Joan Webster-Vore has devoted her career to close observation of nature. The artist, who lives with her husband across from a cornfield in rural Hudson, Iowa, often paints en plein air by bodies of water and works with natural and inorganic materials to build complex three-dimensional structures that incorporate painting and drawing. In her latest installation, Passing By, the artist has turned her attention to the passenger pigeon, a species that numbered in the billions in North America prior to the 19th century and was officially recorded as extinct little more than a century ago, in 1914.

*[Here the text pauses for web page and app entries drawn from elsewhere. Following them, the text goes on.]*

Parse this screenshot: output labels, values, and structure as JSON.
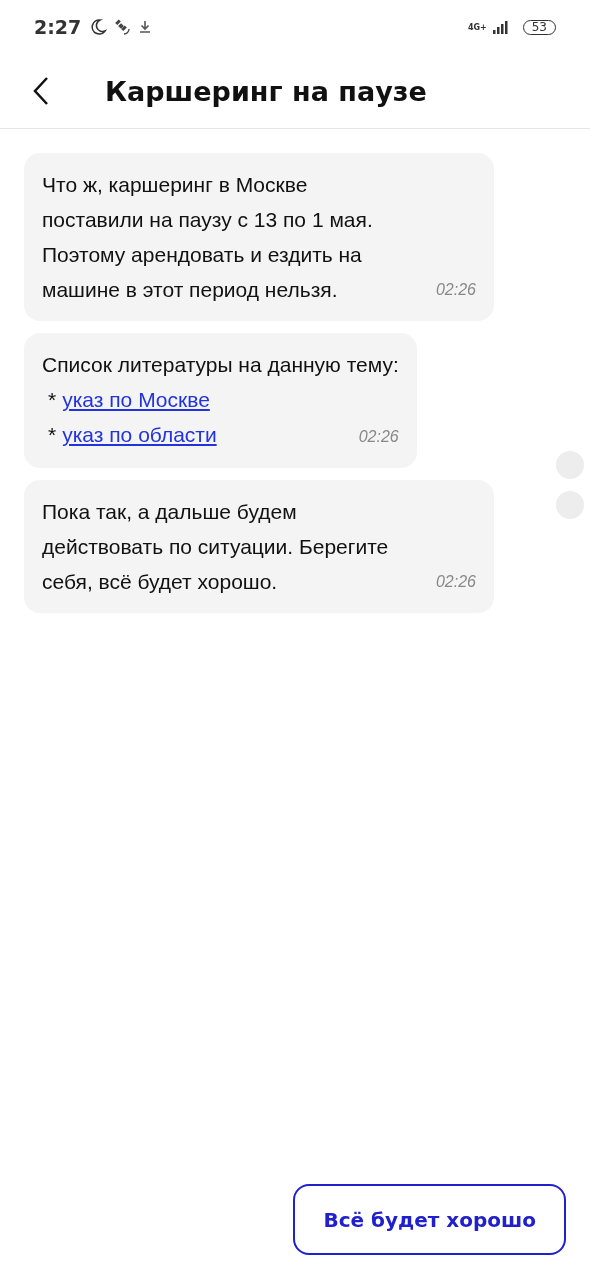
{
  "status_bar": {
    "time": "2:27",
    "network": "4G+",
    "battery": "53"
  },
  "header": {
    "title": "Каршеринг на паузе"
  },
  "messages": [
    {
      "kind": "text",
      "text": "Что ж, каршеринг в Москве поставили на паузу с 13 по 1 мая. Поэтому арендовать и ездить на машине в этот период нельзя.",
      "time": "02:26"
    },
    {
      "kind": "links",
      "text": "Список литературы на данную тему:",
      "links": [
        {
          "bullet": "*",
          "label": "указ по Москве"
        },
        {
          "bullet": "*",
          "label": "указ по области"
        }
      ],
      "time": "02:26"
    },
    {
      "kind": "text",
      "text": "Пока так, а дальше будем действовать по ситуации. Берегите себя, всё будет хорошо.",
      "time": "02:26"
    }
  ],
  "reply_button": {
    "label": "Всё будет хорошо"
  }
}
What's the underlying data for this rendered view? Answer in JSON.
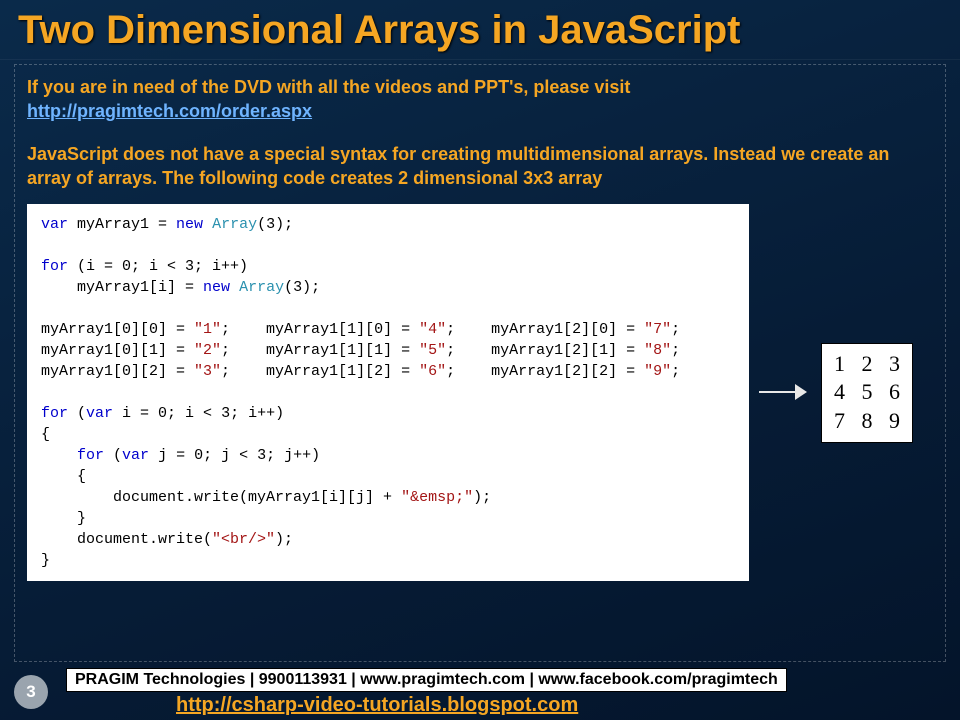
{
  "title": "Two Dimensional Arrays in JavaScript",
  "intro": {
    "line1": "If you are in need of the DVD with all the videos and PPT's, please visit",
    "link_text": "http://pragimtech.com/order.aspx",
    "line2a": "JavaScript does not have a special syntax for creating multidimensional arrays. Instead we create ",
    "line2b": "an array of arrays.",
    "line2c": " The following code creates 2 dimensional 3x3 array"
  },
  "code": {
    "l1a": "var",
    "l1b": " myArray1 = ",
    "l1c": "new",
    "l1d": " ",
    "l1e": "Array",
    "l1f": "(3);",
    "l3a": "for",
    "l3b": " (i = 0; i < 3; i++)",
    "l4a": "    myArray1[i] = ",
    "l4b": "new",
    "l4c": " ",
    "l4d": "Array",
    "l4e": "(3);",
    "l6a": "myArray1[0][0] = ",
    "l6b": "\"1\"",
    "l6c": ";    myArray1[1][0] = ",
    "l6d": "\"4\"",
    "l6e": ";    myArray1[2][0] = ",
    "l6f": "\"7\"",
    "l6g": ";",
    "l7a": "myArray1[0][1] = ",
    "l7b": "\"2\"",
    "l7c": ";    myArray1[1][1] = ",
    "l7d": "\"5\"",
    "l7e": ";    myArray1[2][1] = ",
    "l7f": "\"8\"",
    "l7g": ";",
    "l8a": "myArray1[0][2] = ",
    "l8b": "\"3\"",
    "l8c": ";    myArray1[1][2] = ",
    "l8d": "\"6\"",
    "l8e": ";    myArray1[2][2] = ",
    "l8f": "\"9\"",
    "l8g": ";",
    "l10a": "for",
    "l10b": " (",
    "l10c": "var",
    "l10d": " i = 0; i < 3; i++)",
    "l11": "{",
    "l12a": "    ",
    "l12b": "for",
    "l12c": " (",
    "l12d": "var",
    "l12e": " j = 0; j < 3; j++)",
    "l13": "    {",
    "l14a": "        document.write(myArray1[i][j] + ",
    "l14b": "\"&emsp;\"",
    "l14c": ");",
    "l15": "    }",
    "l16a": "    document.write(",
    "l16b": "\"<br/>\"",
    "l16c": ");",
    "l17": "}"
  },
  "output": {
    "r1": "1   2   3",
    "r2": "4   5   6",
    "r3": "7   8   9"
  },
  "footer": {
    "page": "3",
    "info": "PRAGIM Technologies | 9900113931 | www.pragimtech.com | www.facebook.com/pragimtech",
    "link": "http://csharp-video-tutorials.blogspot.com"
  }
}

The plight of the passenger pigeon and the story surrounding its demise inspired Webster-Vore to begin a new series of artworks addressing the continuing threat of species extinction. In Passing By, the artist transforms delicate avian remnants into an immersive, contemplative space, mimicking the pigeons’ flight pattern in a series of powerful waves that culminate in a tragic end. The installation mixes direct representation with more subtle expressions of the meaning of extinction using tactile materials and laborious hand-building processes.
Joan Webster-Vore grew up in Rockford, Illinois. She is a graduate of the University of Iowa with a B.F.A. in Art, an M.A. in Textile Design from the Department of Home Economics, and an M.F.A. in Design from the School of Art and Art History. Her work has appeared in numerous competitive, invitational, and solo exhibitions both nationally and regionally.